In twenty seconds every piece of equipment we have was screaming down the road at 80 miles an hour toward what we were told was a motorcycle accident. Helicopter was in the air, we're lurching all over the back of the ambulance pulling equipment out on the stretcher. I guess some of us were excited about the possibility of saving someone's life. I'm still new enough that I was hoping I'd be useful and not in the way. I don't know.
The first thing that I saw was a little cluster of young guys. Guys that looked like they'd been working on cars or something. Guys of the normally "I'm invincible" variety suddenly looked very young, and a little lost. They were standing a little way away from our patient/the body. Amazing how quickly he went from one to the other. We got there in time to help turn him over and watch as the paramedic attached leads to him, in time for the bright green line. We got sheets and covered him. He looked so small.
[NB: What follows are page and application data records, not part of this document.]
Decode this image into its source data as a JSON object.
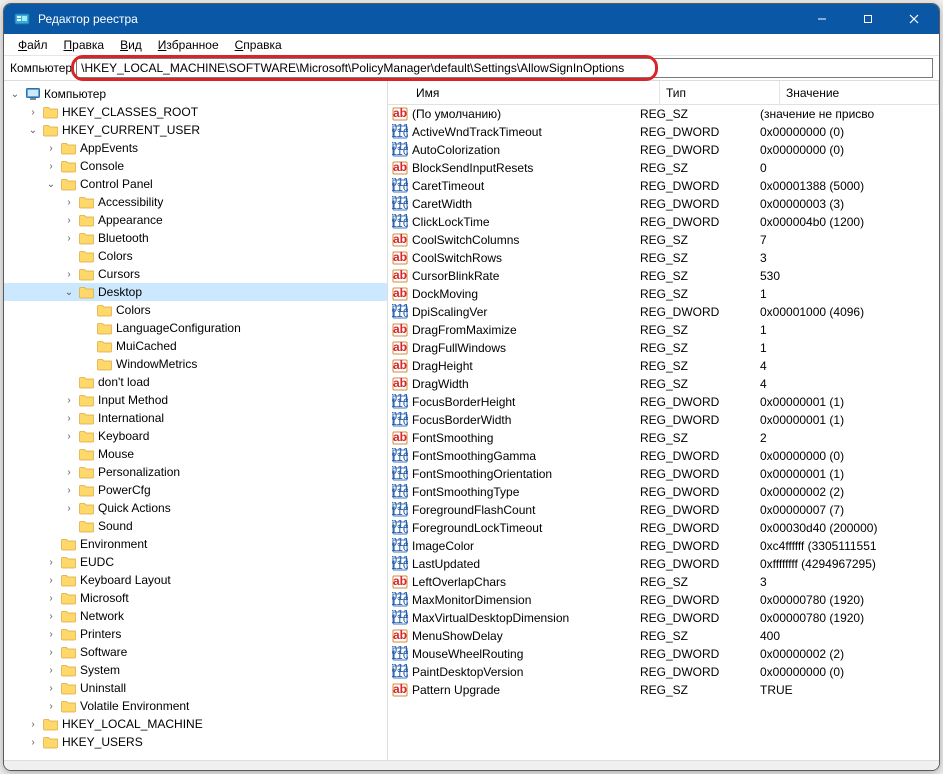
{
  "titlebar": {
    "title": "Редактор реестра"
  },
  "menubar": {
    "items": [
      "Файл",
      "Правка",
      "Вид",
      "Избранное",
      "Справка"
    ]
  },
  "address": {
    "label": "Компьютер",
    "path": "\\HKEY_LOCAL_MACHINE\\SOFTWARE\\Microsoft\\PolicyManager\\default\\Settings\\AllowSignInOptions"
  },
  "columns": {
    "name": "Имя",
    "type": "Тип",
    "value": "Значение"
  },
  "tree": [
    {
      "label": "Компьютер",
      "icon": "computer",
      "depth": 0,
      "exp": "open",
      "sel": false
    },
    {
      "label": "HKEY_CLASSES_ROOT",
      "icon": "folder",
      "depth": 1,
      "exp": "closed"
    },
    {
      "label": "HKEY_CURRENT_USER",
      "icon": "folder",
      "depth": 1,
      "exp": "open"
    },
    {
      "label": "AppEvents",
      "icon": "folder",
      "depth": 2,
      "exp": "closed"
    },
    {
      "label": "Console",
      "icon": "folder",
      "depth": 2,
      "exp": "closed"
    },
    {
      "label": "Control Panel",
      "icon": "folder",
      "depth": 2,
      "exp": "open"
    },
    {
      "label": "Accessibility",
      "icon": "folder",
      "depth": 3,
      "exp": "closed"
    },
    {
      "label": "Appearance",
      "icon": "folder",
      "depth": 3,
      "exp": "closed"
    },
    {
      "label": "Bluetooth",
      "icon": "folder",
      "depth": 3,
      "exp": "closed"
    },
    {
      "label": "Colors",
      "icon": "folder",
      "depth": 3,
      "exp": "none"
    },
    {
      "label": "Cursors",
      "icon": "folder",
      "depth": 3,
      "exp": "closed"
    },
    {
      "label": "Desktop",
      "icon": "folder",
      "depth": 3,
      "exp": "open",
      "sel": true
    },
    {
      "label": "Colors",
      "icon": "folder",
      "depth": 4,
      "exp": "none"
    },
    {
      "label": "LanguageConfiguration",
      "icon": "folder",
      "depth": 4,
      "exp": "none"
    },
    {
      "label": "MuiCached",
      "icon": "folder",
      "depth": 4,
      "exp": "none"
    },
    {
      "label": "WindowMetrics",
      "icon": "folder",
      "depth": 4,
      "exp": "none"
    },
    {
      "label": "don't load",
      "icon": "folder",
      "depth": 3,
      "exp": "none"
    },
    {
      "label": "Input Method",
      "icon": "folder",
      "depth": 3,
      "exp": "closed"
    },
    {
      "label": "International",
      "icon": "folder",
      "depth": 3,
      "exp": "closed"
    },
    {
      "label": "Keyboard",
      "icon": "folder",
      "depth": 3,
      "exp": "closed"
    },
    {
      "label": "Mouse",
      "icon": "folder",
      "depth": 3,
      "exp": "none"
    },
    {
      "label": "Personalization",
      "icon": "folder",
      "depth": 3,
      "exp": "closed"
    },
    {
      "label": "PowerCfg",
      "icon": "folder",
      "depth": 3,
      "exp": "closed"
    },
    {
      "label": "Quick Actions",
      "icon": "folder",
      "depth": 3,
      "exp": "closed"
    },
    {
      "label": "Sound",
      "icon": "folder",
      "depth": 3,
      "exp": "none"
    },
    {
      "label": "Environment",
      "icon": "folder",
      "depth": 2,
      "exp": "none"
    },
    {
      "label": "EUDC",
      "icon": "folder",
      "depth": 2,
      "exp": "closed"
    },
    {
      "label": "Keyboard Layout",
      "icon": "folder",
      "depth": 2,
      "exp": "closed"
    },
    {
      "label": "Microsoft",
      "icon": "folder",
      "depth": 2,
      "exp": "closed"
    },
    {
      "label": "Network",
      "icon": "folder",
      "depth": 2,
      "exp": "closed"
    },
    {
      "label": "Printers",
      "icon": "folder",
      "depth": 2,
      "exp": "closed"
    },
    {
      "label": "Software",
      "icon": "folder",
      "depth": 2,
      "exp": "closed"
    },
    {
      "label": "System",
      "icon": "folder",
      "depth": 2,
      "exp": "closed"
    },
    {
      "label": "Uninstall",
      "icon": "folder",
      "depth": 2,
      "exp": "closed"
    },
    {
      "label": "Volatile Environment",
      "icon": "folder",
      "depth": 2,
      "exp": "closed"
    },
    {
      "label": "HKEY_LOCAL_MACHINE",
      "icon": "folder",
      "depth": 1,
      "exp": "closed"
    },
    {
      "label": "HKEY_USERS",
      "icon": "folder",
      "depth": 1,
      "exp": "closed"
    }
  ],
  "values": [
    {
      "name": "(По умолчанию)",
      "type": "REG_SZ",
      "val": "(значение не присво",
      "kind": "sz"
    },
    {
      "name": "ActiveWndTrackTimeout",
      "type": "REG_DWORD",
      "val": "0x00000000 (0)",
      "kind": "dw"
    },
    {
      "name": "AutoColorization",
      "type": "REG_DWORD",
      "val": "0x00000000 (0)",
      "kind": "dw"
    },
    {
      "name": "BlockSendInputResets",
      "type": "REG_SZ",
      "val": "0",
      "kind": "sz"
    },
    {
      "name": "CaretTimeout",
      "type": "REG_DWORD",
      "val": "0x00001388 (5000)",
      "kind": "dw"
    },
    {
      "name": "CaretWidth",
      "type": "REG_DWORD",
      "val": "0x00000003 (3)",
      "kind": "dw"
    },
    {
      "name": "ClickLockTime",
      "type": "REG_DWORD",
      "val": "0x000004b0 (1200)",
      "kind": "dw"
    },
    {
      "name": "CoolSwitchColumns",
      "type": "REG_SZ",
      "val": "7",
      "kind": "sz"
    },
    {
      "name": "CoolSwitchRows",
      "type": "REG_SZ",
      "val": "3",
      "kind": "sz"
    },
    {
      "name": "CursorBlinkRate",
      "type": "REG_SZ",
      "val": "530",
      "kind": "sz"
    },
    {
      "name": "DockMoving",
      "type": "REG_SZ",
      "val": "1",
      "kind": "sz"
    },
    {
      "name": "DpiScalingVer",
      "type": "REG_DWORD",
      "val": "0x00001000 (4096)",
      "kind": "dw"
    },
    {
      "name": "DragFromMaximize",
      "type": "REG_SZ",
      "val": "1",
      "kind": "sz"
    },
    {
      "name": "DragFullWindows",
      "type": "REG_SZ",
      "val": "1",
      "kind": "sz"
    },
    {
      "name": "DragHeight",
      "type": "REG_SZ",
      "val": "4",
      "kind": "sz"
    },
    {
      "name": "DragWidth",
      "type": "REG_SZ",
      "val": "4",
      "kind": "sz"
    },
    {
      "name": "FocusBorderHeight",
      "type": "REG_DWORD",
      "val": "0x00000001 (1)",
      "kind": "dw"
    },
    {
      "name": "FocusBorderWidth",
      "type": "REG_DWORD",
      "val": "0x00000001 (1)",
      "kind": "dw"
    },
    {
      "name": "FontSmoothing",
      "type": "REG_SZ",
      "val": "2",
      "kind": "sz"
    },
    {
      "name": "FontSmoothingGamma",
      "type": "REG_DWORD",
      "val": "0x00000000 (0)",
      "kind": "dw"
    },
    {
      "name": "FontSmoothingOrientation",
      "type": "REG_DWORD",
      "val": "0x00000001 (1)",
      "kind": "dw"
    },
    {
      "name": "FontSmoothingType",
      "type": "REG_DWORD",
      "val": "0x00000002 (2)",
      "kind": "dw"
    },
    {
      "name": "ForegroundFlashCount",
      "type": "REG_DWORD",
      "val": "0x00000007 (7)",
      "kind": "dw"
    },
    {
      "name": "ForegroundLockTimeout",
      "type": "REG_DWORD",
      "val": "0x00030d40 (200000)",
      "kind": "dw"
    },
    {
      "name": "ImageColor",
      "type": "REG_DWORD",
      "val": "0xc4ffffff (3305111551",
      "kind": "dw"
    },
    {
      "name": "LastUpdated",
      "type": "REG_DWORD",
      "val": "0xffffffff (4294967295)",
      "kind": "dw"
    },
    {
      "name": "LeftOverlapChars",
      "type": "REG_SZ",
      "val": "3",
      "kind": "sz"
    },
    {
      "name": "MaxMonitorDimension",
      "type": "REG_DWORD",
      "val": "0x00000780 (1920)",
      "kind": "dw"
    },
    {
      "name": "MaxVirtualDesktopDimension",
      "type": "REG_DWORD",
      "val": "0x00000780 (1920)",
      "kind": "dw"
    },
    {
      "name": "MenuShowDelay",
      "type": "REG_SZ",
      "val": "400",
      "kind": "sz"
    },
    {
      "name": "MouseWheelRouting",
      "type": "REG_DWORD",
      "val": "0x00000002 (2)",
      "kind": "dw"
    },
    {
      "name": "PaintDesktopVersion",
      "type": "REG_DWORD",
      "val": "0x00000000 (0)",
      "kind": "dw"
    },
    {
      "name": "Pattern Upgrade",
      "type": "REG_SZ",
      "val": "TRUE",
      "kind": "sz"
    }
  ]
}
A lot of time passed, that was spent standing around waiting for the 'stuff that happens when this happens'. Painting lines. Lighting flares. Measuring. Taking pictures. People that have to come and give the official imprimatur to what we already know to be so very finally and permanently true.
I read a lot, see a lot of movies, and probably think about stuff like this more often than is any good for anyone, but standing there with someone who probably got up that morning and looked forward to riding his bike and enjoying the hell out of a beautiful day waiting for the go-ahead to put him in a bag kinda rams it home for you like nothing else does: every day we get through is a miracle and not a single one of them is guaranteed. I don't think I had real faith until I stuck my hands into how it all breaks down. Damage. Loss. Disappointments. Fatal errors in judgement. Things that happen that aren't fair. At the end of the day it comes back to a verse that just sounds better in the old King Jimmy translation: "Whatsoever ye do for the least of these my brethren: you have done it unto Me."
And that's why I'll be back tomorrow.